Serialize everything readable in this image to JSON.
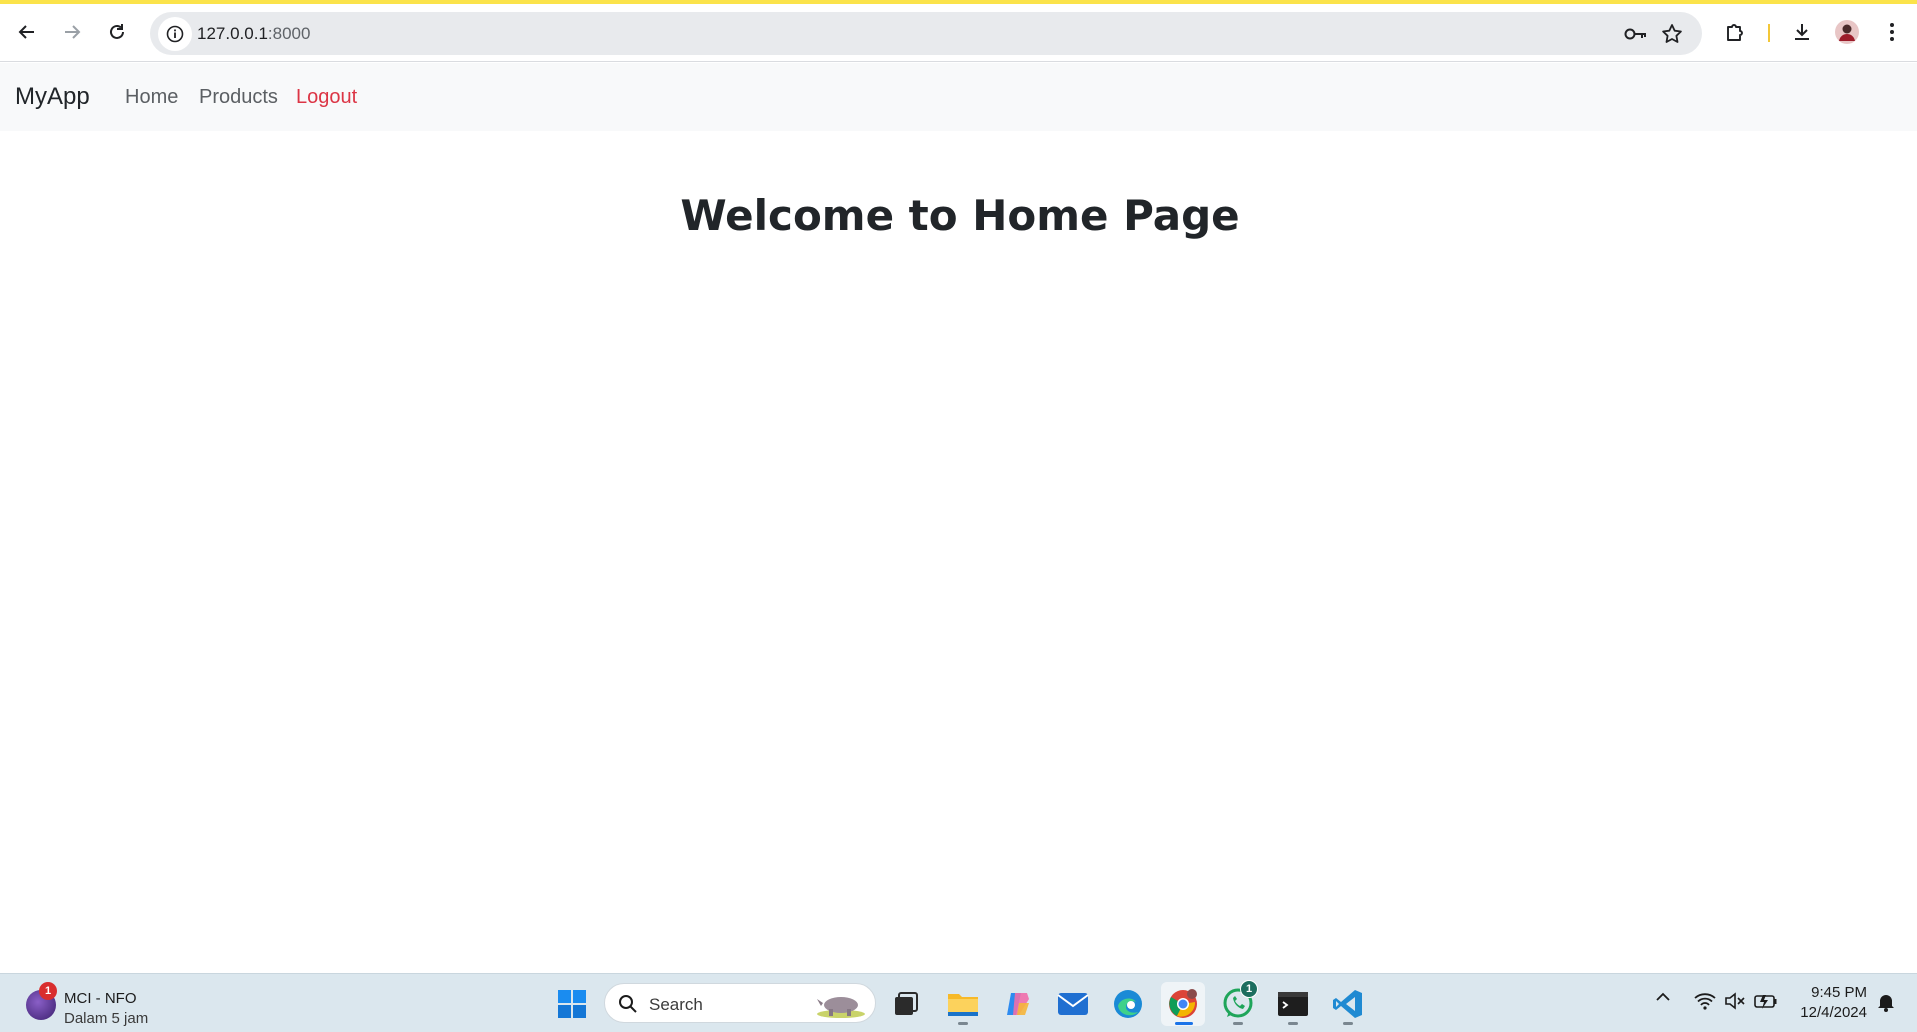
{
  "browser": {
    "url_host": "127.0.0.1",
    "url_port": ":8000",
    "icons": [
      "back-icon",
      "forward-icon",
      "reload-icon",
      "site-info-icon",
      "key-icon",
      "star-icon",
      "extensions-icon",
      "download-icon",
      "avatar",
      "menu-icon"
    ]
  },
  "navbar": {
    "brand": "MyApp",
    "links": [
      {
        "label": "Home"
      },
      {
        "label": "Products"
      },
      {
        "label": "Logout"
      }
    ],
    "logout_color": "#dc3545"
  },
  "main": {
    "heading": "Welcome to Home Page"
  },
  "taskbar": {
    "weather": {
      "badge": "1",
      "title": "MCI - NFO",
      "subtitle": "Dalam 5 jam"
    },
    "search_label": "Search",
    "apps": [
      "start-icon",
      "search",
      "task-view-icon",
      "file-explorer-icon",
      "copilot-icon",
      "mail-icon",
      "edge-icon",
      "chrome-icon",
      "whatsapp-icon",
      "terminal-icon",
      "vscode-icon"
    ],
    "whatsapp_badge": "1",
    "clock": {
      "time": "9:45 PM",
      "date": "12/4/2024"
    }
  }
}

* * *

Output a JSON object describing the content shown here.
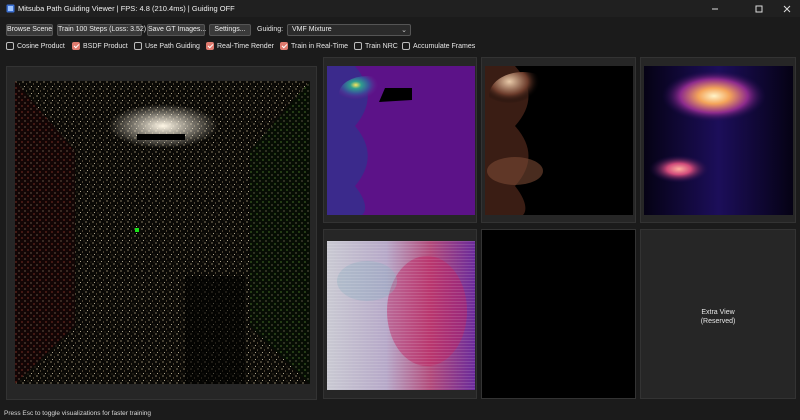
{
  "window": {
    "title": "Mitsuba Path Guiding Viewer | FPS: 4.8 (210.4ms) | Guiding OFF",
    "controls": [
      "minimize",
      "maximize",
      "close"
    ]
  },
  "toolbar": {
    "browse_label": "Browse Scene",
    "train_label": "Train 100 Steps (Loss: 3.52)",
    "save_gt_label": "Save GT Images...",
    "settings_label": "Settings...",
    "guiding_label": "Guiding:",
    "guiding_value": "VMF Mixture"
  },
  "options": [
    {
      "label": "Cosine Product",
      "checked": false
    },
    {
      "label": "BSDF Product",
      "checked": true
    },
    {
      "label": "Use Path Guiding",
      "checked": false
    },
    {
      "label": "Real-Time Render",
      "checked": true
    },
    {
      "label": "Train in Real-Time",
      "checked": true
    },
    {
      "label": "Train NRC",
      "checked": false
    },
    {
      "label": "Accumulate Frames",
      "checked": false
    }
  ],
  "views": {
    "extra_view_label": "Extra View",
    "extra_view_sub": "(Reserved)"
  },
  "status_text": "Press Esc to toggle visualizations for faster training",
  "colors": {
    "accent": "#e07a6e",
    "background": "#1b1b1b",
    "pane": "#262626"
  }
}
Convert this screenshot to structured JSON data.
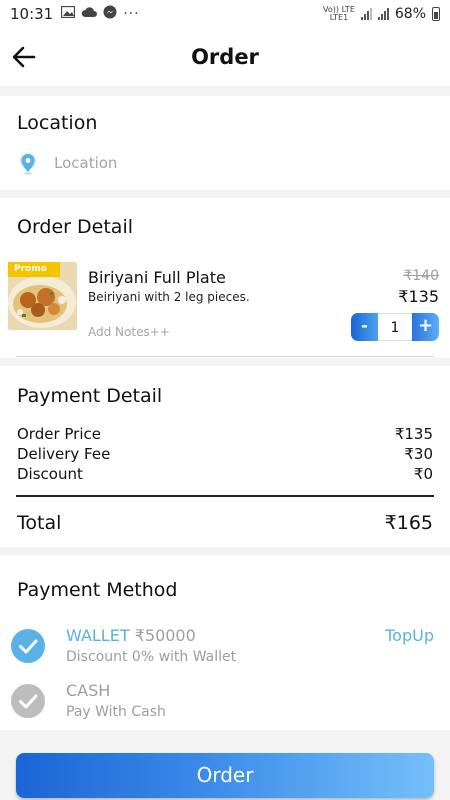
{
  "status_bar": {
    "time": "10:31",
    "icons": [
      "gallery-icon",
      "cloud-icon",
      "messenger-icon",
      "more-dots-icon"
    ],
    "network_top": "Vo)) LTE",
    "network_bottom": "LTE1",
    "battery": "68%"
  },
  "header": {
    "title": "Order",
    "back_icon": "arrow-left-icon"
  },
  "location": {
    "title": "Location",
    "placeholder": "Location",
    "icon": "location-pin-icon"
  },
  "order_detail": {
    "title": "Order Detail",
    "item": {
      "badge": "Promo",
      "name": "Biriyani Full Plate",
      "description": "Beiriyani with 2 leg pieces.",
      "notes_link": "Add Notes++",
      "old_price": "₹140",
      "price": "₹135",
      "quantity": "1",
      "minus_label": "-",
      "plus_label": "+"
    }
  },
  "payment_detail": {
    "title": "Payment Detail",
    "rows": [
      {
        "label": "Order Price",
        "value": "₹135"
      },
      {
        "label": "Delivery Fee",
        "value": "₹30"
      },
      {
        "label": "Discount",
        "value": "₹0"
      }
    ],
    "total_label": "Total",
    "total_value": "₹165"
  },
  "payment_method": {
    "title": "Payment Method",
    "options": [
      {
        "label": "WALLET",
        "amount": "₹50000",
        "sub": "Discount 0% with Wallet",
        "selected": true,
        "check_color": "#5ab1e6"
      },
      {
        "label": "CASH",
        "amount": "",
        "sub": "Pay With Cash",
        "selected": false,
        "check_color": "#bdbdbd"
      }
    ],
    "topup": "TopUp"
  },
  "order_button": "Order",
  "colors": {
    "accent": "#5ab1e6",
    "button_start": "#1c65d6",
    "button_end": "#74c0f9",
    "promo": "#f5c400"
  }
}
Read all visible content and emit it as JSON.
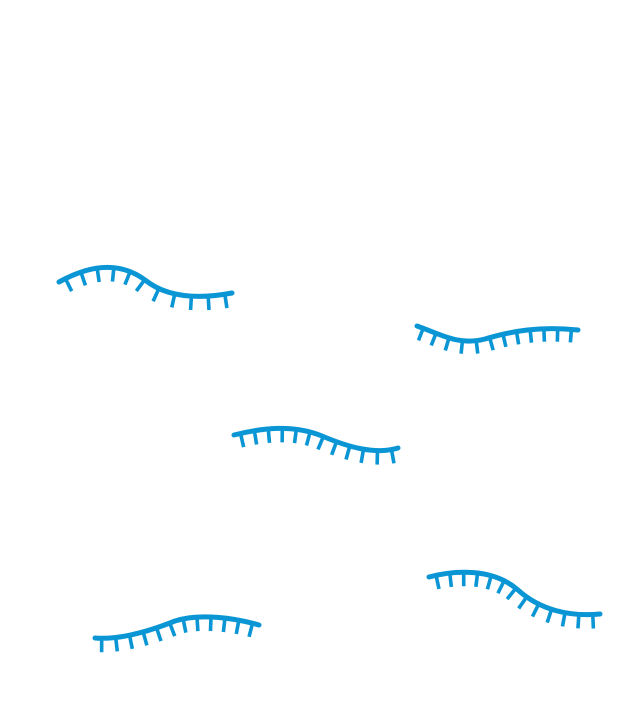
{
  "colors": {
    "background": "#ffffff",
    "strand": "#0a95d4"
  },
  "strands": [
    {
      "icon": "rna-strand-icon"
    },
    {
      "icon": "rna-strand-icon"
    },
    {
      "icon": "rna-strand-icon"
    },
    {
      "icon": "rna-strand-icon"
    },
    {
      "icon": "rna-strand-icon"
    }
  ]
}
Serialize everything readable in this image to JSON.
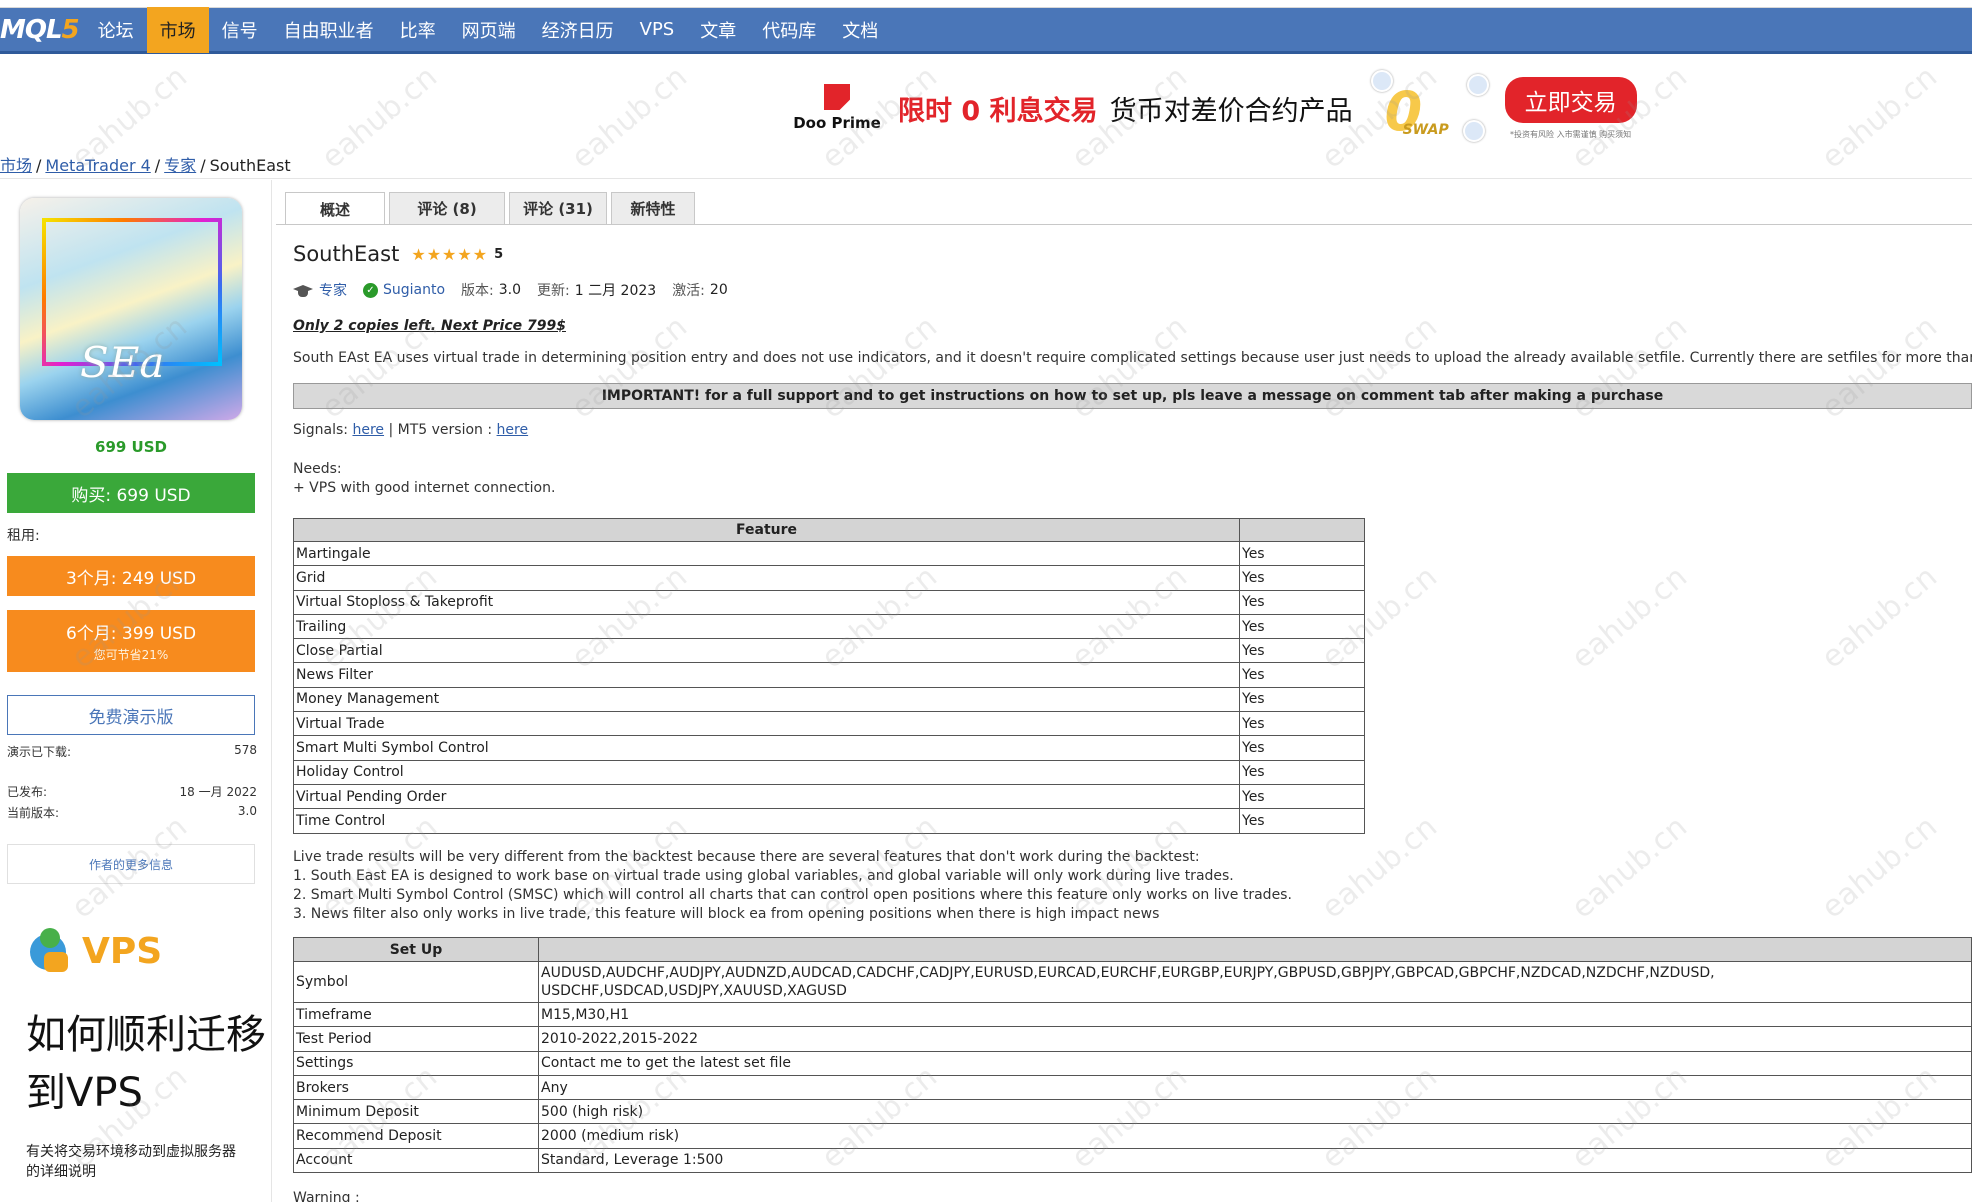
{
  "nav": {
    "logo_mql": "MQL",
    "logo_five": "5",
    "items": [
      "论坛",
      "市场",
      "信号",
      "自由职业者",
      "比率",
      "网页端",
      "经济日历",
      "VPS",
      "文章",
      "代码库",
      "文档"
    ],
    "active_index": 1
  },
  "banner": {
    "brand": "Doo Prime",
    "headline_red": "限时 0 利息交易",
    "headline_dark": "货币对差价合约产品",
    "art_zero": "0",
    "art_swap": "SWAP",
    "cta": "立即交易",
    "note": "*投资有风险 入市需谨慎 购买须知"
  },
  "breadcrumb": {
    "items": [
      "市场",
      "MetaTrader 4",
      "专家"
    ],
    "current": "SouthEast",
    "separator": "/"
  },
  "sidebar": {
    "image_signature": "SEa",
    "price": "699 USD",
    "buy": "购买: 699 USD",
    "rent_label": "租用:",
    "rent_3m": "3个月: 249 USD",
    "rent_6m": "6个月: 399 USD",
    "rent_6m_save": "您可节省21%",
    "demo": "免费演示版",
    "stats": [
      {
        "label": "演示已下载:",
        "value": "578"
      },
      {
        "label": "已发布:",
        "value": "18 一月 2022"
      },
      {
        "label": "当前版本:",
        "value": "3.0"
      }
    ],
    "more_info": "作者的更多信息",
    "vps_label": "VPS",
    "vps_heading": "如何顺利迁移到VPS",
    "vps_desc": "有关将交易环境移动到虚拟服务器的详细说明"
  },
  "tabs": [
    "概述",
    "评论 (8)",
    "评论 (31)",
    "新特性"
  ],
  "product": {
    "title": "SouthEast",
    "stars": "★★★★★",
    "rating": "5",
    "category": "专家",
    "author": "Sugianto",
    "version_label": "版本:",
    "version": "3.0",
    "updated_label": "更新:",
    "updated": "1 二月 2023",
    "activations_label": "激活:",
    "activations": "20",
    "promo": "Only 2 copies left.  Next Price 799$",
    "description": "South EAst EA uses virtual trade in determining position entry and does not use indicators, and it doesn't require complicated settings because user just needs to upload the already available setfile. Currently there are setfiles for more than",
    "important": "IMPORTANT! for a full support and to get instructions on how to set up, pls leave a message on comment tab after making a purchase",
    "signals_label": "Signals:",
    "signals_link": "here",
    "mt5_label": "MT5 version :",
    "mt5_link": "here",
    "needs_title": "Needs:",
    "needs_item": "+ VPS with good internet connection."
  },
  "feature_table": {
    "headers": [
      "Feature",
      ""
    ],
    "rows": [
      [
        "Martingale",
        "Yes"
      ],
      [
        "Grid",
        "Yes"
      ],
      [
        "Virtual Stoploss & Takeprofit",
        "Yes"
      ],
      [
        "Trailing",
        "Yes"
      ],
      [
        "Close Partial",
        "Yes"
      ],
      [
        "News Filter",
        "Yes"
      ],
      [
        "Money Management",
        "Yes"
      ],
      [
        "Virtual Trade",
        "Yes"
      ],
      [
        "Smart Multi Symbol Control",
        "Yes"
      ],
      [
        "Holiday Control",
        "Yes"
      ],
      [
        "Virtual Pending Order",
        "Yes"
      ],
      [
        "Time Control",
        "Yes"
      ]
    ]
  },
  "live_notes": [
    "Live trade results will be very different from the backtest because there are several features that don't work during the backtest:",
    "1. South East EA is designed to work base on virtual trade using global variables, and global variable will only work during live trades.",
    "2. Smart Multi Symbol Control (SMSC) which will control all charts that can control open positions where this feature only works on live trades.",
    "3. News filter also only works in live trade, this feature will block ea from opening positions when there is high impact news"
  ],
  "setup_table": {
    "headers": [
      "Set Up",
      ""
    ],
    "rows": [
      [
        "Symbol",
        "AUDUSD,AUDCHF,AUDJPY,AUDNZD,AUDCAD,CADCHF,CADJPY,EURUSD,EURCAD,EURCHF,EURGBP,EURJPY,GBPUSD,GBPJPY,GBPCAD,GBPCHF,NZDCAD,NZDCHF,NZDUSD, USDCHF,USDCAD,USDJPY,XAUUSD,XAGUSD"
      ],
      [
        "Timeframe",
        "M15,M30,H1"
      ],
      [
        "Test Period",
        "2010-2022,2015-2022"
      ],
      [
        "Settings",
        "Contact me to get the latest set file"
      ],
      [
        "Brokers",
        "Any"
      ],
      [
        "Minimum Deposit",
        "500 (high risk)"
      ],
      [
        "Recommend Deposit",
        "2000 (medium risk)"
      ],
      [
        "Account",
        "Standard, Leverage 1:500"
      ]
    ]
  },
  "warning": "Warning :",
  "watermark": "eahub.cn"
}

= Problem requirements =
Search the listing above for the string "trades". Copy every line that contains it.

= Solved exercise =
    "1. South East EA is designed to work base on virtual trade using global variables, and global variable will only work during live trades.",
    "2. Smart Multi Symbol Control (SMSC) which will control all charts that can control open positions where this feature only works on live trades.",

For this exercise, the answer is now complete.